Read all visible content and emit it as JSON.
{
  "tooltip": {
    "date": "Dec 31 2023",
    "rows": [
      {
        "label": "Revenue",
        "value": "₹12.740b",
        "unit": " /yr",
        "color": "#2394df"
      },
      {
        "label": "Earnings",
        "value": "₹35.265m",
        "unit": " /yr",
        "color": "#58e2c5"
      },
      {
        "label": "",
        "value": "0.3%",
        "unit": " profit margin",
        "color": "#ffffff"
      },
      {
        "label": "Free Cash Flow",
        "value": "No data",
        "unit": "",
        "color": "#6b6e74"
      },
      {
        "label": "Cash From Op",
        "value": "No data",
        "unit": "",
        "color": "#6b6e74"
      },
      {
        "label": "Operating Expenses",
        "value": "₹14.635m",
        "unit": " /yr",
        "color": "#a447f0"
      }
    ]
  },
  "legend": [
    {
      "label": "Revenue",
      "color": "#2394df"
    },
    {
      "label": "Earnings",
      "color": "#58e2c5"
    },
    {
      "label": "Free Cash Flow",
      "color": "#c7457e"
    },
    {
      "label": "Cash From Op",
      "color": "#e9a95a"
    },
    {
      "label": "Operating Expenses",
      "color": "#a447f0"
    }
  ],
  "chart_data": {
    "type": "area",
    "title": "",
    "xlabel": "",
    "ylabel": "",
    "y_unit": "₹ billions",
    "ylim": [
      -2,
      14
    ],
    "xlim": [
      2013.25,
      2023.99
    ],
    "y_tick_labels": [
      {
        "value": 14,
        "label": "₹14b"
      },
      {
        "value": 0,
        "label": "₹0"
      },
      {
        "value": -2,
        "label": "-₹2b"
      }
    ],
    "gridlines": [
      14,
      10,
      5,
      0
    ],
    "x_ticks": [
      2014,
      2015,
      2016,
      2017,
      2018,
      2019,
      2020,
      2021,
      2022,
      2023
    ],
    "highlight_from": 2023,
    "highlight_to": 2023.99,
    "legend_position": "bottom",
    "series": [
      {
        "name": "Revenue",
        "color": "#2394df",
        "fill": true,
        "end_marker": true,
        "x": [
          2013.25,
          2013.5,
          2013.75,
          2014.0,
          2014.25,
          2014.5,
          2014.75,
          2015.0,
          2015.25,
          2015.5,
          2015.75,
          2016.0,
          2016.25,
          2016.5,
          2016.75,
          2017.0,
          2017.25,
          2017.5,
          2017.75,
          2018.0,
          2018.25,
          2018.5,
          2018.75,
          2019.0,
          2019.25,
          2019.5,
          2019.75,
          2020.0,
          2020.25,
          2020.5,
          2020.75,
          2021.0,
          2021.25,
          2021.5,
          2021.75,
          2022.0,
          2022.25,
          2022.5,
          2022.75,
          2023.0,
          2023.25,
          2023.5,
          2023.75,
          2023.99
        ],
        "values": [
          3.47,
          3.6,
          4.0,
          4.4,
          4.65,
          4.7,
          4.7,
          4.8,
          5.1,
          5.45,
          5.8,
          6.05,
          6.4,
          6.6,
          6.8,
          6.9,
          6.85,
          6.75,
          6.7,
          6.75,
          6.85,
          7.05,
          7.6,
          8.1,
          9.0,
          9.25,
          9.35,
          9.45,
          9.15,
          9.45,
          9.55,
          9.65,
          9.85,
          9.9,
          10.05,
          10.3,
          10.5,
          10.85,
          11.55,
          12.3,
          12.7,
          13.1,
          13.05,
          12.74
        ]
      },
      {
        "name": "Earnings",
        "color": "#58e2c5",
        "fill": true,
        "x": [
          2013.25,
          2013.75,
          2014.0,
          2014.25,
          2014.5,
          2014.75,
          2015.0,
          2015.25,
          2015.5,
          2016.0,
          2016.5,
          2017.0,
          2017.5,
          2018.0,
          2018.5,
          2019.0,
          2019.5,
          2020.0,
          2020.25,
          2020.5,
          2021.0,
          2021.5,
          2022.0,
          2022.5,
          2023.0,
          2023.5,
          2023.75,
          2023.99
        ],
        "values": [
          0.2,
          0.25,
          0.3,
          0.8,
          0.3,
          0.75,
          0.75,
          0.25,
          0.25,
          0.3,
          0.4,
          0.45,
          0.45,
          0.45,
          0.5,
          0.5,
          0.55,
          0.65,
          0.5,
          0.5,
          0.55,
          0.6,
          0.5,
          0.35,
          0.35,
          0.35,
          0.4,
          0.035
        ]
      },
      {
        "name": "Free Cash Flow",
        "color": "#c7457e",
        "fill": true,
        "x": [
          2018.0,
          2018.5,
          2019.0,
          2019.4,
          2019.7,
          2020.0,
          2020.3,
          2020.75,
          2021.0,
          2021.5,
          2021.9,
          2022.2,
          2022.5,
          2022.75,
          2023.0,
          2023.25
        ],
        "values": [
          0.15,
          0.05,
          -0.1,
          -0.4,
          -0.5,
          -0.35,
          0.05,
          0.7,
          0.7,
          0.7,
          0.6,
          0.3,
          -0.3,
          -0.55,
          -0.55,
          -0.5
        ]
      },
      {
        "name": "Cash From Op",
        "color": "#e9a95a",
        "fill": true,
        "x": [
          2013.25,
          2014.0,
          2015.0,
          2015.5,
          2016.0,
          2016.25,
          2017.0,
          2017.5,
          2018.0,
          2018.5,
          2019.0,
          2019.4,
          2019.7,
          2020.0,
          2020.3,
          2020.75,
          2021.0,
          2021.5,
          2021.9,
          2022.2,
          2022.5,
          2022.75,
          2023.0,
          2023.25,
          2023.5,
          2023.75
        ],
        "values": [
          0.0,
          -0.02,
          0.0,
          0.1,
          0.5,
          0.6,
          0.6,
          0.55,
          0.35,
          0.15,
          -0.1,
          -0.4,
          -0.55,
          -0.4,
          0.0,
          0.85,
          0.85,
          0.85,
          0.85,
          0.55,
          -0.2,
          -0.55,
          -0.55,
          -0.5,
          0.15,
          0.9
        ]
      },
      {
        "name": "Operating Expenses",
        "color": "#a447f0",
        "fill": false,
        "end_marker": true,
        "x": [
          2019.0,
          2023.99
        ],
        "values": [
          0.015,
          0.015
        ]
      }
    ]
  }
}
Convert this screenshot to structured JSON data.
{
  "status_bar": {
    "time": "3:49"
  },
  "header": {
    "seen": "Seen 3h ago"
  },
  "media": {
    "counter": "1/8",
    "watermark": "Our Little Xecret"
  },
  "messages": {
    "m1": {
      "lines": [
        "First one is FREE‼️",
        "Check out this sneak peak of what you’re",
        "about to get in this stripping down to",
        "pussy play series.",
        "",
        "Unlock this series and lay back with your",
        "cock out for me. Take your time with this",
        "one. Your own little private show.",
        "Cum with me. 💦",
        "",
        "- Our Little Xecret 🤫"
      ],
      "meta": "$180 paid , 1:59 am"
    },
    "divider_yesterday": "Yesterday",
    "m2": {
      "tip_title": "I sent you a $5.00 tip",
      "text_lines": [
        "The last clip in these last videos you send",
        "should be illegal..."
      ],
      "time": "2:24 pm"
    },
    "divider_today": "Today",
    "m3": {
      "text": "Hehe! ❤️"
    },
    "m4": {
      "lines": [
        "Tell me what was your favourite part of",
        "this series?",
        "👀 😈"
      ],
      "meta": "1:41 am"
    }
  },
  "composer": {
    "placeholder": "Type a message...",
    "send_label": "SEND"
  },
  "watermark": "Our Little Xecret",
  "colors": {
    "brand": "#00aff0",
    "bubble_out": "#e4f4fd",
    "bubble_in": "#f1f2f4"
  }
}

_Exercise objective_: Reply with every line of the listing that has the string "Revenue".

_Your response_:
        "label": "Revenue",
      "label": "Revenue",
        "name": "Revenue",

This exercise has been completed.